Work item: Every line below should be set down exactly as it appears.

(Beginning of Task input)

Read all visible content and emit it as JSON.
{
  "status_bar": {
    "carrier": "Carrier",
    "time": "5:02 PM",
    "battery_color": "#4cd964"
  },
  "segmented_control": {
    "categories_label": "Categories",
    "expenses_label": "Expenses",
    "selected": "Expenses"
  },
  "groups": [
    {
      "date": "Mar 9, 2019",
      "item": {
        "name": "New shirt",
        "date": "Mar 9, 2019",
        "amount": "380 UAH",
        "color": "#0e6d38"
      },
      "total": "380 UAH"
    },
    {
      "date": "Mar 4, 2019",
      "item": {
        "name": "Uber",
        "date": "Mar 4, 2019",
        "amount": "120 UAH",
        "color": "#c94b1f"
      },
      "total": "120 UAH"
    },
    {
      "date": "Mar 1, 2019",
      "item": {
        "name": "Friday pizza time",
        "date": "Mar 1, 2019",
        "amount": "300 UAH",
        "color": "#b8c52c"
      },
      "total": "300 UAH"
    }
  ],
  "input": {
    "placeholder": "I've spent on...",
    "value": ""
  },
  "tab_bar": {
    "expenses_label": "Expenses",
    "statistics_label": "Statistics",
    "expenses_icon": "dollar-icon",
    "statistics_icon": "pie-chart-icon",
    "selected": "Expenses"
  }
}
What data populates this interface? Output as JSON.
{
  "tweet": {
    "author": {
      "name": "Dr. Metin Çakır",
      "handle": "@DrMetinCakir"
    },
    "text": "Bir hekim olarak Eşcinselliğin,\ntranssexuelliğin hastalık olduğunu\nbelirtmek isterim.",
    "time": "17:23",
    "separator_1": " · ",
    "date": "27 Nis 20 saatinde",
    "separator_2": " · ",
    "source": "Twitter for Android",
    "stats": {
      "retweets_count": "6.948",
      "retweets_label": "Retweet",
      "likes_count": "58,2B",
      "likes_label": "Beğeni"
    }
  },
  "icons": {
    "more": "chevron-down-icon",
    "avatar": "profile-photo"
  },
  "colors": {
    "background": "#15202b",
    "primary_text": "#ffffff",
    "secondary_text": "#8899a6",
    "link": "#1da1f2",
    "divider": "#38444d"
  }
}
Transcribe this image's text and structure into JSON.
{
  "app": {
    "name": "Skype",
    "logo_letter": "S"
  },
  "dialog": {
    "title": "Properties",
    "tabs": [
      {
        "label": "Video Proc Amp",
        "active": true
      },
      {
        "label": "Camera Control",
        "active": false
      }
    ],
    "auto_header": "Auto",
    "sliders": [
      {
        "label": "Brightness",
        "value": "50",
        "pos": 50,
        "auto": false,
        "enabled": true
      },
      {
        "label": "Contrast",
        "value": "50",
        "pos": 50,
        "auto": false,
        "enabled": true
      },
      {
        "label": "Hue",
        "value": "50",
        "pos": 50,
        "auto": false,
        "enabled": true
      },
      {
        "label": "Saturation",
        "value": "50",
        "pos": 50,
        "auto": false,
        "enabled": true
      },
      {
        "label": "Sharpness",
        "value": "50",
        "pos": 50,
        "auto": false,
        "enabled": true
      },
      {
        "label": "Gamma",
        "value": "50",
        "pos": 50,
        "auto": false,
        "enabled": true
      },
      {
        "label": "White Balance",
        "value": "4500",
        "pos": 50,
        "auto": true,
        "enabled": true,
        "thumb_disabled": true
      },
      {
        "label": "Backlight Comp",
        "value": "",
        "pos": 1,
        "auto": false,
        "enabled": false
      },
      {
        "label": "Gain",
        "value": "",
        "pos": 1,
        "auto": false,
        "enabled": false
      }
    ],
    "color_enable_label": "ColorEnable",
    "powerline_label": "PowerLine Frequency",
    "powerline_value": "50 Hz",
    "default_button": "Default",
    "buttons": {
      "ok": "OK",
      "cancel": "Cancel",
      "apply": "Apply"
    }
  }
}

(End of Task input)

Answer to this problem:
Read all visible content and emit it as JSON.
{
  "status_bar": {
    "carrier": "Carrier",
    "time": "5:02 PM",
    "battery_color": "#4cd964"
  },
  "segmented_control": {
    "categories_label": "Categories",
    "expenses_label": "Expenses",
    "selected": "Expenses"
  },
  "groups": [
    {
      "date": "Mar 9, 2019",
      "item": {
        "name": "New shirt",
        "date": "Mar 9, 2019",
        "amount": "380 UAH",
        "color": "#0e6d38"
      },
      "total": "380 UAH"
    },
    {
      "date": "Mar 4, 2019",
      "item": {
        "name": "Uber",
        "date": "Mar 4, 2019",
        "amount": "120 UAH",
        "color": "#c94b1f"
      },
      "total": "120 UAH"
    },
    {
      "date": "Mar 1, 2019",
      "item": {
        "name": "Friday pizza time",
        "date": "Mar 1, 2019",
        "amount": "300 UAH",
        "color": "#b8c52c"
      },
      "total": "300 UAH"
    }
  ],
  "input": {
    "placeholder": "I've spent on...",
    "value": ""
  },
  "tab_bar": {
    "expenses_label": "Expenses",
    "statistics_label": "Statistics",
    "expenses_icon": "dollar-icon",
    "statistics_icon": "pie-chart-icon",
    "selected": "Expenses"
  }
}
What data populates this interface? Output as JSON.
{
  "tweet": {
    "author": {
      "name": "Dr. Metin Çakır",
      "handle": "@DrMetinCakir"
    },
    "text": "Bir hekim olarak Eşcinselliğin,\ntranssexuelliğin hastalık olduğunu\nbelirtmek isterim.",
    "time": "17:23",
    "separator_1": " · ",
    "date": "27 Nis 20 saatinde",
    "separator_2": " · ",
    "source": "Twitter for Android",
    "stats": {
      "retweets_count": "6.948",
      "retweets_label": "Retweet",
      "likes_count": "58,2B",
      "likes_label": "Beğeni"
    }
  },
  "icons": {
    "more": "chevron-down-icon",
    "avatar": "profile-photo"
  },
  "colors": {
    "background": "#15202b",
    "primary_text": "#ffffff",
    "secondary_text": "#8899a6",
    "link": "#1da1f2",
    "divider": "#38444d"
  }
}
Transcribe this image's text and structure into JSON.
{
  "app": {
    "name": "Skype",
    "logo_letter": "S"
  },
  "dialog": {
    "title": "Properties",
    "tabs": [
      {
        "label": "Video Proc Amp",
        "active": true
      },
      {
        "label": "Camera Control",
        "active": false
      }
    ],
    "auto_header": "Auto",
    "sliders": [
      {
        "label": "Brightness",
        "value": "50",
        "pos": 50,
        "auto": false,
        "enabled": true
      },
      {
        "label": "Contrast",
        "value": "50",
        "pos": 50,
        "auto": false,
        "enabled": true
      },
      {
        "label": "Hue",
        "value": "50",
        "pos": 50,
        "auto": false,
        "enabled": true
      },
      {
        "label": "Saturation",
        "value": "50",
        "pos": 50,
        "auto": false,
        "enabled": true
      },
      {
        "label": "Sharpness",
        "value": "50",
        "pos": 50,
        "auto": false,
        "enabled": true
      },
      {
        "label": "Gamma",
        "value": "50",
        "pos": 50,
        "auto": false,
        "enabled": true
      },
      {
        "label": "White Balance",
        "value": "4500",
        "pos": 50,
        "auto": true,
        "enabled": true,
        "thumb_disabled": true
      },
      {
        "label": "Backlight Comp",
        "value": "",
        "pos": 1,
        "auto": false,
        "enabled": false
      },
      {
        "label": "Gain",
        "value": "",
        "pos": 1,
        "auto": false,
        "enabled": false
      }
    ],
    "color_enable_label": "ColorEnable",
    "powerline_label": "PowerLine Frequency",
    "powerline_value": "50 Hz",
    "default_button": "Default",
    "buttons": {
      "ok": "OK",
      "cancel": "Cancel",
      "apply": "Apply"
    }
  }
}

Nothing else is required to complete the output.